PITTSBURGH (AP) - Bill Guerin was in limbo as the NHL trade deadline approached.
It was clear his days with the last-place New York Islanders were done, and just a matter of time before he was unloaded. When the chance came to join the Pittsburgh Penguins and play alongside Sidney Crosby, Guerin was ready.
"Playing with Sid has been great," said Guerin, who is 38 and in the Stanley Cup finals for the first time since 1995. "He has really forced me to pick up my game, which has been nice. He has done a lot for me."
Guerin scored five goals and added seven assists in 17 regular-season games after the March 4 trade as the Penguins rose from out of the playoff picture to the No. 4 seed in the East.
In 19 playoff games, Guerin has chipped in seven more goals and 15 points - making him Pittsburgh's third-highest scorer.
"Coming to Pittsburgh and being involved in games that, I hate to use 'mean something' because all the games mean something, but right away my first game with the Penguins in Florida we were fighting for our playoff lives," Guerin said. "My second game was in Washington, so it was the Crosby-Ovechkin rivalry. It just felt really good to be involved in big games again and having a significant role in those.
"I definitely needed it because I am an emotional player. When games just start being games and not meaning much, I think it affects me."

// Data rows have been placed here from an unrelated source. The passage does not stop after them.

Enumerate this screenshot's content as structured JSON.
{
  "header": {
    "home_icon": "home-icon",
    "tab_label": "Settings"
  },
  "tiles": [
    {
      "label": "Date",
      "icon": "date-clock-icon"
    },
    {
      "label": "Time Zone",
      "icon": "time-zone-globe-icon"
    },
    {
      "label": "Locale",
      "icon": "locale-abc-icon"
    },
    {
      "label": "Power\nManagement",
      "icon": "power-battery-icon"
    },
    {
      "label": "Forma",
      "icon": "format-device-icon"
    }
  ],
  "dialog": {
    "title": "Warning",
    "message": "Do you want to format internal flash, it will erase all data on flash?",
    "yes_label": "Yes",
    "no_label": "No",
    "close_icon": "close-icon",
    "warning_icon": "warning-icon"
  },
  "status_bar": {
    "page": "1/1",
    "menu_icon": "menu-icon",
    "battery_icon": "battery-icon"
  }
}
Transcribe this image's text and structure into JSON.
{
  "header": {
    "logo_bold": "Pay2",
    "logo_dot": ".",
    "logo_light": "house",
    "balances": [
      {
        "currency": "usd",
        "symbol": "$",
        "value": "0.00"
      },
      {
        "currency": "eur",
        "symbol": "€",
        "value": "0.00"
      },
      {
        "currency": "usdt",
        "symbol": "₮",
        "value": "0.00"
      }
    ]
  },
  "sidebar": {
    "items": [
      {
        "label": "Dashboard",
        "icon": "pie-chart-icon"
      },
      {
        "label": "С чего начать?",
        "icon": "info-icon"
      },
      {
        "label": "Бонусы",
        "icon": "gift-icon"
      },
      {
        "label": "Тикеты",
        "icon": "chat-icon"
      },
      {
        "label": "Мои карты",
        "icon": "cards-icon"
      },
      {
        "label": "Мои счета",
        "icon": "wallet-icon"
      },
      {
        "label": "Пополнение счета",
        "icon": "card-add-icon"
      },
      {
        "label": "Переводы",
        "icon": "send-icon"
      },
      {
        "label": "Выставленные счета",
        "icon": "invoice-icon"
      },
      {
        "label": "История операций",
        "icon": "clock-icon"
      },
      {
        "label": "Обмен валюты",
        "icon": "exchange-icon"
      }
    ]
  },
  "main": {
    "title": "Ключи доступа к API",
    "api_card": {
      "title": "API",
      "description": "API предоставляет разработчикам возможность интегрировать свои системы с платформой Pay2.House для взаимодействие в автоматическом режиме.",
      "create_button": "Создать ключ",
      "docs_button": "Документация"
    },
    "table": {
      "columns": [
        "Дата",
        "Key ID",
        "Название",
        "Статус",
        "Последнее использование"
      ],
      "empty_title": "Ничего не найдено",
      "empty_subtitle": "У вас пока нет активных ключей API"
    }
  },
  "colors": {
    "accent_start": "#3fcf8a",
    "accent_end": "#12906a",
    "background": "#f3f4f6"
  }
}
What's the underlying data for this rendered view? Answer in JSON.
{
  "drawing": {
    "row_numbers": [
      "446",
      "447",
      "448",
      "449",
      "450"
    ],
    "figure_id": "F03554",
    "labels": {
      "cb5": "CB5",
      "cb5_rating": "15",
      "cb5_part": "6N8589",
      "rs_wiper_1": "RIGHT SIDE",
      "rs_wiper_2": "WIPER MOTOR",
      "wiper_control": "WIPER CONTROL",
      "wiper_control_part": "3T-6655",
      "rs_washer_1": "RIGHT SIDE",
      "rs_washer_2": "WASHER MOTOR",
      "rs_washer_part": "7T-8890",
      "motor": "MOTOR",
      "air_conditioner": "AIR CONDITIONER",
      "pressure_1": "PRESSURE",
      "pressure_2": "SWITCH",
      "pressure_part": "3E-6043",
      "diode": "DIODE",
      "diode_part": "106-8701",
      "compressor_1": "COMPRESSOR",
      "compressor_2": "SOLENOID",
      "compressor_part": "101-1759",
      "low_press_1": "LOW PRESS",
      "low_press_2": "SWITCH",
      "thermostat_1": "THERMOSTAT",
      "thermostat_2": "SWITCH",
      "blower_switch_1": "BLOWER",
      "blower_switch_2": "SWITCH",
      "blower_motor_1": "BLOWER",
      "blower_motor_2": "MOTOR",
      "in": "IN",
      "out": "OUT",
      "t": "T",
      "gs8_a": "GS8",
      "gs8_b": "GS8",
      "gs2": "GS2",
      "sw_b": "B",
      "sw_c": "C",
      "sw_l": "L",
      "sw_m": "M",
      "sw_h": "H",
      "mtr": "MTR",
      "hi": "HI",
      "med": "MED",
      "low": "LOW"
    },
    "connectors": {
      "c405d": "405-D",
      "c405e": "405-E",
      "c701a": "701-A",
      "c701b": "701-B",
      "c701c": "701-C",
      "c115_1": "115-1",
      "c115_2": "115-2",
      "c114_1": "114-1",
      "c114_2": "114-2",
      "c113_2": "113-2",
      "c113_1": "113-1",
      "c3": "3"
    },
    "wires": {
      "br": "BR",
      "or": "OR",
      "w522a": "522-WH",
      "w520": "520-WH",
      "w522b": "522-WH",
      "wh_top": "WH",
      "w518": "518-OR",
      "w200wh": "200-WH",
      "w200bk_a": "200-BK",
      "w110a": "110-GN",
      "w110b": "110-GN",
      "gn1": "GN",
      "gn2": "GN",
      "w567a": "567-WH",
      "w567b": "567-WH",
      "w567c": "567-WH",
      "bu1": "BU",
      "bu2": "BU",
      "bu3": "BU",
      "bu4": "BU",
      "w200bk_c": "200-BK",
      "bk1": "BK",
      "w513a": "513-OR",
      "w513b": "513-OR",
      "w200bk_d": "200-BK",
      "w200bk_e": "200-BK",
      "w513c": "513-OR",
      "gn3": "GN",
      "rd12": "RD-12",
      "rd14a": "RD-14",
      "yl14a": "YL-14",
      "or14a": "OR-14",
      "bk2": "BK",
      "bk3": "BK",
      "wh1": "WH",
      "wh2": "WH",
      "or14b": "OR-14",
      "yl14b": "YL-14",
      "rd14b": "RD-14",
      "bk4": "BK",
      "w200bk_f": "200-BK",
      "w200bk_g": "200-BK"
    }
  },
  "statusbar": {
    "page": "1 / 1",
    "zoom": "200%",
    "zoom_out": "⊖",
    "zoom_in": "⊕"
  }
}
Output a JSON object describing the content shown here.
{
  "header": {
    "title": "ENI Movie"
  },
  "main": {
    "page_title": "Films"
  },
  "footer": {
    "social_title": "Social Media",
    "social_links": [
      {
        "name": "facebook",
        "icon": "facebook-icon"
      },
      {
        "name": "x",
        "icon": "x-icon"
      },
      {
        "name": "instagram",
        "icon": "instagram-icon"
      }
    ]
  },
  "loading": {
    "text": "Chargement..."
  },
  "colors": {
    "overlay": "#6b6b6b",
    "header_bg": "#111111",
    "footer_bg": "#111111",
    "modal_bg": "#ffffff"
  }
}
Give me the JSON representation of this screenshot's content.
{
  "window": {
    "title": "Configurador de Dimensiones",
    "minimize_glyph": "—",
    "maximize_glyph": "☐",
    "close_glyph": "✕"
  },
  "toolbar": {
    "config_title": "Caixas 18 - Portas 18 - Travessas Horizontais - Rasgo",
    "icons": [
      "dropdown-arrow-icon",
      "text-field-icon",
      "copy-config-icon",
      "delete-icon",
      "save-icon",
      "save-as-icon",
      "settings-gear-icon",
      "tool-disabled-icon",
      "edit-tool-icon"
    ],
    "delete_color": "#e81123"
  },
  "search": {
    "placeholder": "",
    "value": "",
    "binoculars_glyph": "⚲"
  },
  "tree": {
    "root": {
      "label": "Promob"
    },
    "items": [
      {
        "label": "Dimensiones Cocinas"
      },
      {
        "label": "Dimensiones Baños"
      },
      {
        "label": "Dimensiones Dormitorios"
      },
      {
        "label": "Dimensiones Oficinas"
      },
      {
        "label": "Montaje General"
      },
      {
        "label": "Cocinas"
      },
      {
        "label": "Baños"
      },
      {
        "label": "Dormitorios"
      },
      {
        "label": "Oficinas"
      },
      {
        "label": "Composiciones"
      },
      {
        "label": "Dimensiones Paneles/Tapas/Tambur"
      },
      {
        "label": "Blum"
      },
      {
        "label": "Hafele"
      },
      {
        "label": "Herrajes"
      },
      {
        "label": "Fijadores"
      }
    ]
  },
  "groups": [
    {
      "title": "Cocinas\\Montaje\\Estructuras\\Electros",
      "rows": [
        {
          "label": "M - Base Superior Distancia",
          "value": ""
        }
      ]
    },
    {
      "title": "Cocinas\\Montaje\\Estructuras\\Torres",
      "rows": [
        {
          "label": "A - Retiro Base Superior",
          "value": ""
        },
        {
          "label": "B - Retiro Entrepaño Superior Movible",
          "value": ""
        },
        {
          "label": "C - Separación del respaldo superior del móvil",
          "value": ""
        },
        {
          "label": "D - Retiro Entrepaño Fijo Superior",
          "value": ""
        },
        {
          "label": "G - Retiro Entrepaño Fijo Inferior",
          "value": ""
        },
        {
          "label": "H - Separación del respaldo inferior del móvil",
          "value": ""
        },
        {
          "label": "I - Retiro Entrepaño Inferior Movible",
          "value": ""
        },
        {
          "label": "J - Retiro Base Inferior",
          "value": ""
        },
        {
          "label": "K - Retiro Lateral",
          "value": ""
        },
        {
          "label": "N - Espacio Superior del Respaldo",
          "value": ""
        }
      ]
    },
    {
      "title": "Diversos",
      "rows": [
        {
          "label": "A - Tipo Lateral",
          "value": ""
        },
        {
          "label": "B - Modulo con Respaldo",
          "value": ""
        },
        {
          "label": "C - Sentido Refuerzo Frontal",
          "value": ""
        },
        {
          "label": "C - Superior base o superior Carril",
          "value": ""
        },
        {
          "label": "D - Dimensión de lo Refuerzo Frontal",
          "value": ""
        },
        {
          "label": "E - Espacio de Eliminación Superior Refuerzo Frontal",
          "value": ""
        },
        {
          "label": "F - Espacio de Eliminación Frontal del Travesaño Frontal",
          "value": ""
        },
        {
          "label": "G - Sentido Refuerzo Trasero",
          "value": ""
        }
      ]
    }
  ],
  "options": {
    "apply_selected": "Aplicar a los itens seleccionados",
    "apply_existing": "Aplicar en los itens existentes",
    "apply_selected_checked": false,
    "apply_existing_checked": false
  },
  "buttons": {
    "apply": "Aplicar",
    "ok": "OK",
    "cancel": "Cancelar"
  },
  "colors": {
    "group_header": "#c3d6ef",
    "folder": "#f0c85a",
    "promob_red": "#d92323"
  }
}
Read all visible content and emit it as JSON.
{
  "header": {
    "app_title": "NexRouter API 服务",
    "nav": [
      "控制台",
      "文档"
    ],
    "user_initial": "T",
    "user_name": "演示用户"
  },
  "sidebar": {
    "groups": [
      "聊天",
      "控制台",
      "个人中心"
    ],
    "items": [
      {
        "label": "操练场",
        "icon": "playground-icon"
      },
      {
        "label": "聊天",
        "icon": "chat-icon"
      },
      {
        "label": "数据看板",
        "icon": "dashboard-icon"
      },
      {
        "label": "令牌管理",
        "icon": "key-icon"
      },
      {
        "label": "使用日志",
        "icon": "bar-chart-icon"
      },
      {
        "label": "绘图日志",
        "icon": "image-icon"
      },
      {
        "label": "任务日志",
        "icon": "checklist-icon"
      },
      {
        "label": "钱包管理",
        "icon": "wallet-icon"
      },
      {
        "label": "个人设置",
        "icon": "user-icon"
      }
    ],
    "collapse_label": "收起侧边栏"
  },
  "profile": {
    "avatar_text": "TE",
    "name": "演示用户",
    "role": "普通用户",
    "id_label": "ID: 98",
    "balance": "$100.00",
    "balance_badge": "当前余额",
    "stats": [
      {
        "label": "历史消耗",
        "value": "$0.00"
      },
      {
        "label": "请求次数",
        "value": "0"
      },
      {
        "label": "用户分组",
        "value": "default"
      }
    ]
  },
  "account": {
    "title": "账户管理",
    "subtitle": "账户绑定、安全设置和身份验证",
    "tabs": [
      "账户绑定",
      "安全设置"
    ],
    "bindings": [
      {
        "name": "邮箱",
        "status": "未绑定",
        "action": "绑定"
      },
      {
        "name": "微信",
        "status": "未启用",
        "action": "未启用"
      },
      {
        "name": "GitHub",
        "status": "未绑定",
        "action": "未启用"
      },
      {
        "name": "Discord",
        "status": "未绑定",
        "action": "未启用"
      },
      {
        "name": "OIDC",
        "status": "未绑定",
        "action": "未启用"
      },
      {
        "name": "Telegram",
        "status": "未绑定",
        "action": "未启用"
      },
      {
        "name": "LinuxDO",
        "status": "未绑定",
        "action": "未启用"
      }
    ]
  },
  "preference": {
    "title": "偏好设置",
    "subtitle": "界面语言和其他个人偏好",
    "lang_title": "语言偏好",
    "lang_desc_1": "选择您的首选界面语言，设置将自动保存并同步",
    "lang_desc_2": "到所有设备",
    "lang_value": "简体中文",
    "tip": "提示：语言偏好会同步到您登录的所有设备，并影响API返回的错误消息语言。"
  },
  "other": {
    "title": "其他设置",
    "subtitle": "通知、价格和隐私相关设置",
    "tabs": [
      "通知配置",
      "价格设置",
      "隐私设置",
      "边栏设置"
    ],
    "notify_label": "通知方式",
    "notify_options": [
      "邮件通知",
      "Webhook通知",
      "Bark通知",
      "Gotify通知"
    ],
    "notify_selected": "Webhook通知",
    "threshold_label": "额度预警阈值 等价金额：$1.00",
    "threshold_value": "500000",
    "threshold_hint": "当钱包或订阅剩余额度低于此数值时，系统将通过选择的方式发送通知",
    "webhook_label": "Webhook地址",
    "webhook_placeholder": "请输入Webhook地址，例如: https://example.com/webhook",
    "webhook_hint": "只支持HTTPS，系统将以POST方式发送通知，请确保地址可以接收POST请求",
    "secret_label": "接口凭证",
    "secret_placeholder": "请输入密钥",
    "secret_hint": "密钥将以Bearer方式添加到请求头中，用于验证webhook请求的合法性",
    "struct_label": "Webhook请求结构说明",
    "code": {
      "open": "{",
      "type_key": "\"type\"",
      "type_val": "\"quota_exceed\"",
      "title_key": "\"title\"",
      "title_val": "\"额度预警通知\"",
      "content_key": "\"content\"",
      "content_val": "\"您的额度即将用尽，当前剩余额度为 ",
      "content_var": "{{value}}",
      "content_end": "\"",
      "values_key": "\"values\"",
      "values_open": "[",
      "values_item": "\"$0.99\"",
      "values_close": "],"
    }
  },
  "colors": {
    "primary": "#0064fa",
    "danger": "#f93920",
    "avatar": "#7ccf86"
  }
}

That is exactly what happened on Long Island, where Guerin was in the last season of a two-year deal but suddenly caught up in a youth movement. Rookie coach Scott Gordon joined the Islanders from the AHL, and by the time Christmas came, it was obvious New York would be near the bottom of the standings all season.
Gordon gave his up-and-coming youngsters more ice time at the expense of veterans like Guerin, who had 16 goals and 20 assists in 61 games with New York.
When Guerin became expendable, Penguins general manager Ray Shero jumped at the chance to land a scoring forward - a position unfilled since Marian Hossa left the Penguins for the Red Wings last summer.
All it took was a conditional draft pick. In his first game with the Penguins, Guerin earned his 800th NHL point by assisting on Crosby's goal.
"We had scouted him quite a bit the last month, month-and-a-half or so," Shero said. "He certainly was not at the top of his game.
"We just felt that given the cost to acquire him, that in the hole that we had, could he rekindle the magic and enthusiasm for the game? Because we thought he could still skate. Obviously, he's answered that question and he's done a great job. He's always had a winning background, no different than Ruslan Fedotenko, Miroslav Satan."
Fedotenko and Satan were also lost in New York's transition and left the Islanders as free agents before this season. Satan was forced to go to the minors upon Guerin's arrival to free salary cap space. He has returned and put up a goal and five assists during the playoffs.
Fedotenko had scored in three straight games before being blanked by the Wings in Game 2 on Sunday night.
Guerin, who can become a free agent this summer, is no stranger to being a rental player. It didn't work out when he was sent from St. Louis to San Jose in 2007. He had no playoff goals and two assists, and the Sharks didn't make a long run.
He has been held to one assist by the Red Wings, who have won the first two games of the finals by 3-1 scores and moved on to Pittsburgh in their quest to repeat as Stanley Cup champions. Game 3 is Tuesday night.
"He's brought a lot certainly on the ice," Crosby said. "He's played great. He's got a great shot. He's a big body out there. He can make smart, simple plays.
"Off the ice he's provided a lot of leadership and provided that experience for us. For me, personally, he's been a guy I can lean on ... bounce things off of. He keeps things pretty loose. He's a guy that's fun to be around, so he's really helped."
The 21-year-old Crosby is pointless in back-to-back playoff games for the first time since last year's finals with the Red Wings.
"Sid is such a competitor," said Guerin, a captain this season with the Islanders. "He is the hardest-working guy in practice. When something is not done right, he wants to do it again. He'll do it 50 times until it's done right.
"For a guy like me that can use my age and being tired all the time as an excuse, he forces me to skate and get out there and put in a good effort in practice and during games. Hopefully, I have had a positive effect on him because he's definitely had one on me."